- Instructions for the task: Could you show each line of the records that contains the word "label"?

Stored items from a collection:
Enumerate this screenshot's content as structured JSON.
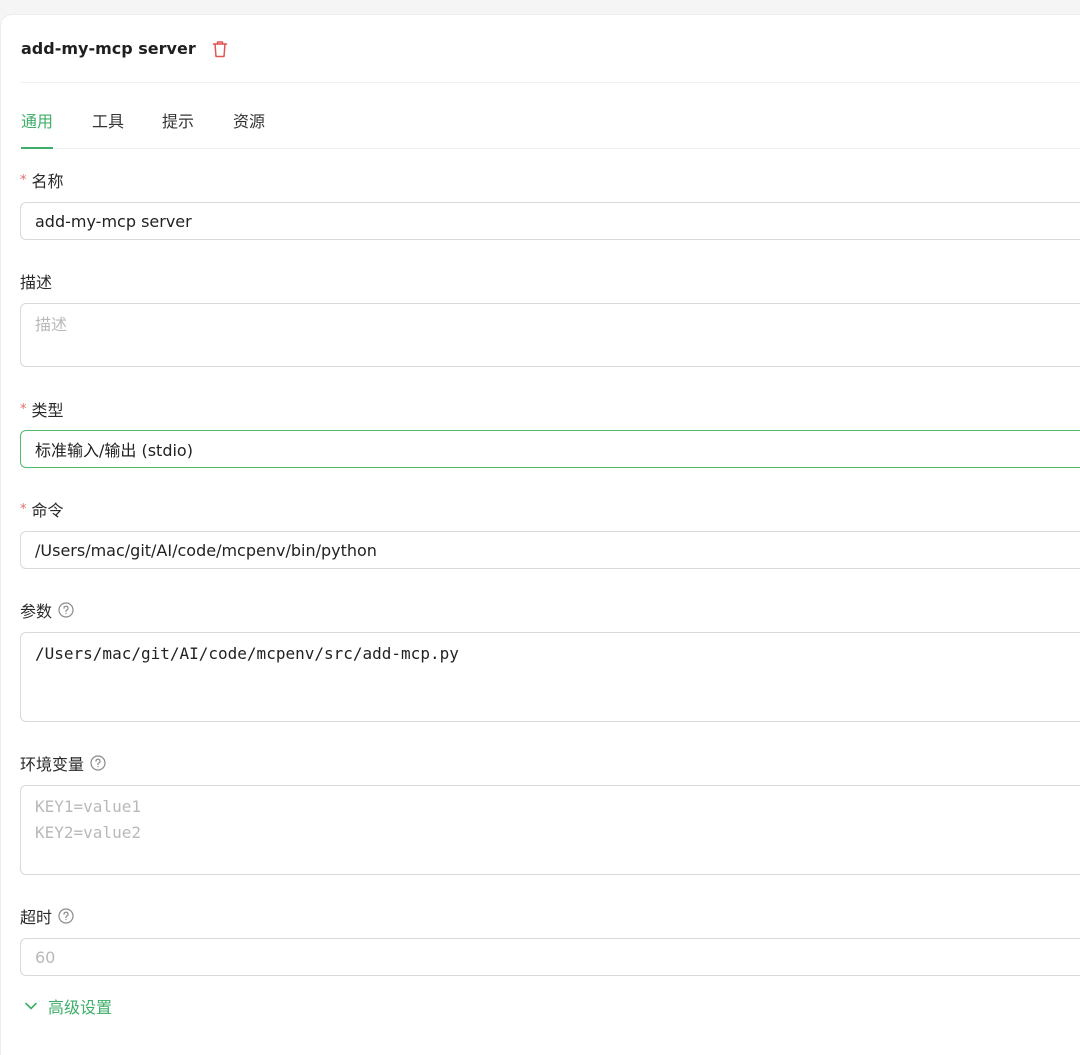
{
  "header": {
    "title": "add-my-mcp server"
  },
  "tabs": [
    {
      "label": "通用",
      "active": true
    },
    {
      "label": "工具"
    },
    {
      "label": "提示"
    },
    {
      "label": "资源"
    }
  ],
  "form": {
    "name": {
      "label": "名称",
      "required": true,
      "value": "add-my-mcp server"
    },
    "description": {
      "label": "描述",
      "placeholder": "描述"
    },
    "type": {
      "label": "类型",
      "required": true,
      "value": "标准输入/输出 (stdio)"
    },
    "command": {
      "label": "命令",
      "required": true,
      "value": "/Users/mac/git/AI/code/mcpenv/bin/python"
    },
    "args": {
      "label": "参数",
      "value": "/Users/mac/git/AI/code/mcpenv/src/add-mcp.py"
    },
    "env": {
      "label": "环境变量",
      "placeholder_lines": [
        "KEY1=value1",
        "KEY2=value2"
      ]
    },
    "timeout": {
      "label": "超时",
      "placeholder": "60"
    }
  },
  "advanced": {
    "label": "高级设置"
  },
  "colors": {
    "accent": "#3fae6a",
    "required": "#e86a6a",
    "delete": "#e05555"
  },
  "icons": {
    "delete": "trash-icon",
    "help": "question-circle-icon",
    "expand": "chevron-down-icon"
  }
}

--

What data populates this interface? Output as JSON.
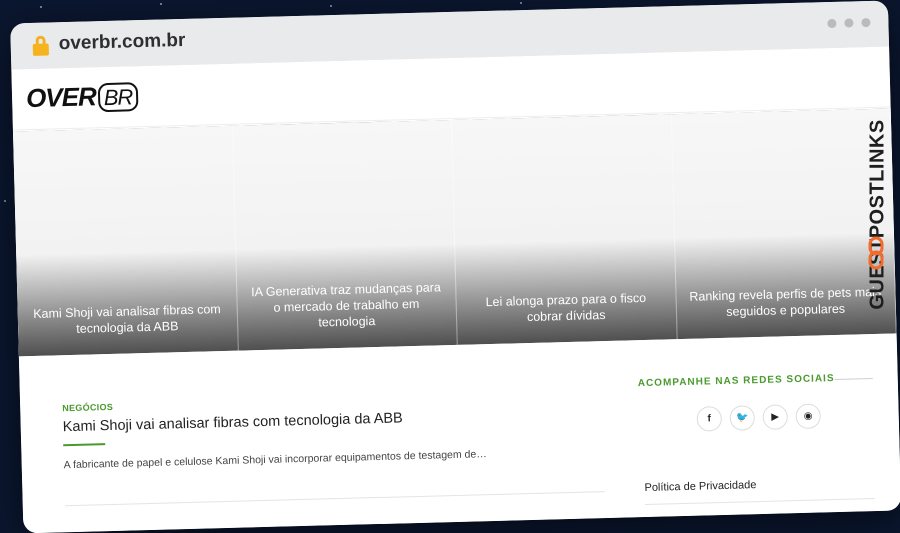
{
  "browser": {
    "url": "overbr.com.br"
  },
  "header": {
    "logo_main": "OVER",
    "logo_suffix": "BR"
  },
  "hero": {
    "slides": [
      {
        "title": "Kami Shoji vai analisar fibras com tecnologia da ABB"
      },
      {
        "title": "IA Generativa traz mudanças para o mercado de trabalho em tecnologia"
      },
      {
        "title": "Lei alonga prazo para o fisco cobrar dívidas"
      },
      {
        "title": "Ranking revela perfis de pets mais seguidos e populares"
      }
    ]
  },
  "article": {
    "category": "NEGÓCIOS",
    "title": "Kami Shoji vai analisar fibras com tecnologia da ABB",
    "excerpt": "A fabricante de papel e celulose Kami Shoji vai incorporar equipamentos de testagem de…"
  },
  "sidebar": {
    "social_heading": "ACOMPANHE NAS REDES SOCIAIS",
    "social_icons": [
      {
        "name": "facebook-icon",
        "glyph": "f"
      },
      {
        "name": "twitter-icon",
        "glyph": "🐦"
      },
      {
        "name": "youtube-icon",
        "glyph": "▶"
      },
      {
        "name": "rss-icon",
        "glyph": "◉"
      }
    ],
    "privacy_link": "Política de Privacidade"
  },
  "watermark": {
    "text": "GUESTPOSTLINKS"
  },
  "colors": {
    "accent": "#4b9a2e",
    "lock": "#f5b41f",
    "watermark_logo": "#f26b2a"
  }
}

- Response to this task:
      "label": "通用",
      "label": "工具"
      "label": "提示"
      "label": "资源"
      "label": "名称",
      "label": "描述",
      "label": "类型",
      "label": "命令",
      "label": "参数",
      "label": "环境变量",
      "label": "超时",
    "label": "高级设置"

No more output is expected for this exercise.